MORE ARTICLES FROM ‘Speech Commentary’
Although some courts have protected some obscene rants directed at cops, you still might want to be careful if you get pulled over.
By Clay Calvert Ruling that throws out conviction of police officer for conspiracy to commit kidnapping on basis of grisly online posts strikes blow against dangerous notion of ‘thought crimes.’
Parody twitter accounts deserve the full protection of the First Amendment.
Justice Clarence Thomas asserts that giving money to a political campaign constitutes core political speech that’s protected by the First Amendment.
Case involving flashing headlights to warn motorists of speed traps reminds us that government can’t override our free speech without good reason rooted in law.
One of the hardest times for the image of the First Amendment is when its protection means sheltering speech that most people find offensive, degrading or vile.

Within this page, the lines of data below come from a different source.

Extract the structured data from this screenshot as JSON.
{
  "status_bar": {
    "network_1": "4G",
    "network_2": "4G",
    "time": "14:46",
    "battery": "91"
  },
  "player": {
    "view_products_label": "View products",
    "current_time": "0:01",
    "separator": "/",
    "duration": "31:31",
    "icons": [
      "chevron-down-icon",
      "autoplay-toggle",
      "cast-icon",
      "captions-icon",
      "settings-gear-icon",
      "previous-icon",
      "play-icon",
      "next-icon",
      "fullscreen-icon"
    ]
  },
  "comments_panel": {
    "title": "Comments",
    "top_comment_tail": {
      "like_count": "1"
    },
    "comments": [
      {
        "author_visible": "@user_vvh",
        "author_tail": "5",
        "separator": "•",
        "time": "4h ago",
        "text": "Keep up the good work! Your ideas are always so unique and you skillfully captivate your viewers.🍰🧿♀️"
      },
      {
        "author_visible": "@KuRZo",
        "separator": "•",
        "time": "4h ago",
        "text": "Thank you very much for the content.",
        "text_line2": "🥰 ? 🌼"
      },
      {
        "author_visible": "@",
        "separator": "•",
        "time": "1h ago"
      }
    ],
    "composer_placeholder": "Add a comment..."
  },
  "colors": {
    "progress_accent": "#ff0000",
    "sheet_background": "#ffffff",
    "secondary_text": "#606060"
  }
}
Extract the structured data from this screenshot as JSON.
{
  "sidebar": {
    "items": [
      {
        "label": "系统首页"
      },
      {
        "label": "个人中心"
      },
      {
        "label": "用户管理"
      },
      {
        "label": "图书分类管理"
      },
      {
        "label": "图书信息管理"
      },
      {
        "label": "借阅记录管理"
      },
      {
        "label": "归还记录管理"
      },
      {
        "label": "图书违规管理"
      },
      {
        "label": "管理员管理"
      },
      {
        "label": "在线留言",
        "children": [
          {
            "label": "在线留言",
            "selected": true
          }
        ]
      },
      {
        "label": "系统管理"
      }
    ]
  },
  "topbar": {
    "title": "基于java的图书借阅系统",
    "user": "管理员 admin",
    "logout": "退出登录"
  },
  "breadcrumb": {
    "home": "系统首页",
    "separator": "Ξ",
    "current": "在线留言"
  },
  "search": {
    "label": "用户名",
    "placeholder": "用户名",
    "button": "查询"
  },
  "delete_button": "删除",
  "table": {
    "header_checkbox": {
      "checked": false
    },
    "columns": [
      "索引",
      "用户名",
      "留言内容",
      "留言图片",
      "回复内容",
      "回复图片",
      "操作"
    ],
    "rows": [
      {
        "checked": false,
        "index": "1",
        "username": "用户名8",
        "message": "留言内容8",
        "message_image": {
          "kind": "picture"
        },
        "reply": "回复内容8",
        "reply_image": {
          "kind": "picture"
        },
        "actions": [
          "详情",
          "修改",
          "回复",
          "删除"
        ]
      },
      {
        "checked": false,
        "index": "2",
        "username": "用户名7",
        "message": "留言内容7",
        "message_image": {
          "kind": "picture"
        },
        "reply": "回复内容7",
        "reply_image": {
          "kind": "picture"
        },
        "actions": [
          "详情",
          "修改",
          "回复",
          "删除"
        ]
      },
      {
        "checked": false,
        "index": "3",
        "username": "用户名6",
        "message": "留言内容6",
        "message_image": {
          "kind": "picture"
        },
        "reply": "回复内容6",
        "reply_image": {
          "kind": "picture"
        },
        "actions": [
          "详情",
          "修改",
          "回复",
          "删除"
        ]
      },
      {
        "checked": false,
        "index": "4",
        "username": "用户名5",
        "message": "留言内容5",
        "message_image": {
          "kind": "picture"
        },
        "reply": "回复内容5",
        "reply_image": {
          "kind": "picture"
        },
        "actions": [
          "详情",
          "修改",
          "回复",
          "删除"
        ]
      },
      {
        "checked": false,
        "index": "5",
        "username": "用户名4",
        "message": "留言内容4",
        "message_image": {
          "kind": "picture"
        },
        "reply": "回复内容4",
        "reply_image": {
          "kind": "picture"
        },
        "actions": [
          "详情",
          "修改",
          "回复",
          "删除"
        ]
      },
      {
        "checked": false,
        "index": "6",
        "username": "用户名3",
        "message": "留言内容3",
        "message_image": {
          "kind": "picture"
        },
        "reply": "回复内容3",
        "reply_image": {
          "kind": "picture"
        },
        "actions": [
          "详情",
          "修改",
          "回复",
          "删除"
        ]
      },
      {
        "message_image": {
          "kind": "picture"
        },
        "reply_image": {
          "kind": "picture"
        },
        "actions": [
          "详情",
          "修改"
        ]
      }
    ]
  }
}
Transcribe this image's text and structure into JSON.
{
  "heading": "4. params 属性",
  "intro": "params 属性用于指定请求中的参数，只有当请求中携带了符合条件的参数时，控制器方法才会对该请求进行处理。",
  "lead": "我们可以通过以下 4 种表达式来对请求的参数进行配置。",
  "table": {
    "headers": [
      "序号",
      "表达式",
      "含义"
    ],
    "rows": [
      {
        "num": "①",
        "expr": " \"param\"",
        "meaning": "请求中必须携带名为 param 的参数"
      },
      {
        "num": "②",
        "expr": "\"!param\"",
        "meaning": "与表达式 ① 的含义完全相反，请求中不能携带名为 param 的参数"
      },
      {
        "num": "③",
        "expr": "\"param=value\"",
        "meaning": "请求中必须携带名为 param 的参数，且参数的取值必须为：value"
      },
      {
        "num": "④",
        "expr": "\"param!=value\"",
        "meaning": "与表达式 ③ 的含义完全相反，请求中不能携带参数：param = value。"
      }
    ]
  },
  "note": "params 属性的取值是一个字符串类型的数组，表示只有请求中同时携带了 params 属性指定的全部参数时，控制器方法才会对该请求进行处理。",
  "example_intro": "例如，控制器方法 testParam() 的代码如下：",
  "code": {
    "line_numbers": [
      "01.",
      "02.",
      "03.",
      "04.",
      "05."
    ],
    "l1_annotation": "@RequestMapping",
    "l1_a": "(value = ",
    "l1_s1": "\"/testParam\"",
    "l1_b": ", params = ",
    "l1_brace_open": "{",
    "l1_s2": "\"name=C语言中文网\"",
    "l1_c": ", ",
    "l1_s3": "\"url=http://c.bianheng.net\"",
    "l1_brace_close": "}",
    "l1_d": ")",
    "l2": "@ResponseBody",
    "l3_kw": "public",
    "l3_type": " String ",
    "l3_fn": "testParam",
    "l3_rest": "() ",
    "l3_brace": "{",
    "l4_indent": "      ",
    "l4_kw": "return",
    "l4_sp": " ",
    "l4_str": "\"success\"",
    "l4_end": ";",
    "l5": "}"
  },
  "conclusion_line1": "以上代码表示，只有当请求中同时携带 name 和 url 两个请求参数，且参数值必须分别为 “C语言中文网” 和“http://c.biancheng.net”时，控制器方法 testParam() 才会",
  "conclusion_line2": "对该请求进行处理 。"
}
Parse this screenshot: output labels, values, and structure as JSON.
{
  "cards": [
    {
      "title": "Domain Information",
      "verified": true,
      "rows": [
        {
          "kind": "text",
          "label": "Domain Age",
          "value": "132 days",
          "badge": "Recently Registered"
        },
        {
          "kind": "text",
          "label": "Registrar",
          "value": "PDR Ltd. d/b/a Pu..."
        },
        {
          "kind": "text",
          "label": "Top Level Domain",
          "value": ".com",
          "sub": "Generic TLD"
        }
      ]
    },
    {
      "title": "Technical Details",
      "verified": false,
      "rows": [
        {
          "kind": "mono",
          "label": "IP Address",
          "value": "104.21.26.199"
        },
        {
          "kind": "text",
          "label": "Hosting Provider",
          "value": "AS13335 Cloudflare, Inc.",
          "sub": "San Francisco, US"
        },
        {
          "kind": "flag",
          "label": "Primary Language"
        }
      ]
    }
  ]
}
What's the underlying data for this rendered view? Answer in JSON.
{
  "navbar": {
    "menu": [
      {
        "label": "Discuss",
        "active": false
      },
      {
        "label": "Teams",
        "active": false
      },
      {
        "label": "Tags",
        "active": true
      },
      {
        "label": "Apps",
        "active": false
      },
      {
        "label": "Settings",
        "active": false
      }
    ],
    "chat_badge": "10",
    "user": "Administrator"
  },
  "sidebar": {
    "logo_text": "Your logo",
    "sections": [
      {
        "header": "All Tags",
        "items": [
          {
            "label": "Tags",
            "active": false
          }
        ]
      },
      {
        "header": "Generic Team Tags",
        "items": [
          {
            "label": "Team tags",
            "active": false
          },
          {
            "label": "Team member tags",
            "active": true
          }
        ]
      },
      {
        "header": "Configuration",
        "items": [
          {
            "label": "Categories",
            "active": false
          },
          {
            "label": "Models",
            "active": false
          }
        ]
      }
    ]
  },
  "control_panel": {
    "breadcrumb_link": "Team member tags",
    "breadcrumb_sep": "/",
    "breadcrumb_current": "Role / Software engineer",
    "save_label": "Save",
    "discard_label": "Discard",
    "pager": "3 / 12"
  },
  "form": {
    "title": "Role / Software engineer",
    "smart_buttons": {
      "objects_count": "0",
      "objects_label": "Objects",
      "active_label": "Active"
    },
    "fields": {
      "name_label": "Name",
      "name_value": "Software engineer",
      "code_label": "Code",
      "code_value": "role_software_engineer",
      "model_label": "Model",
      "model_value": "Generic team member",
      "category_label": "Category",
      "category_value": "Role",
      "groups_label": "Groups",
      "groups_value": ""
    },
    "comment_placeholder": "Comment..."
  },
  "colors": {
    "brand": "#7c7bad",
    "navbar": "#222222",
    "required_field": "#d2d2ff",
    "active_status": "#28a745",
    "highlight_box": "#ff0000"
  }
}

Court finds musician did not so much appropriate the name of the real former cocaine dealer Ricky D. Ross as engage in transformative artistic expression.
To reshape public debate in a more civil manner, truth, independence and transparency are a good place for a free press to start.
Phil Robertson’s adventures in free speech remind us that, as long as government doesn’t intervene, there’s no First Amendment issue.
All the 3rd Circuit needed to do was find that “I Love Boobies” bracelets were not plainly lewd or substantially disruptive to the school.
It’s not just athletes and celebrities that damage their careers with indiscreet tweets.
Americans are engaged in what is a historic – at least, by virtue of being largely electronic – national discussion over national priorities and military options.
Shouting down or drowning out speakers is not an exercise is free speech. No ideas are exchanged when the speech from one party or group is simply designed to inhibit the speech of another.
Egypt has reportedly arrested a comedian for mocking President Mohamed Morsi, prompting criticism by the U.S. State Department.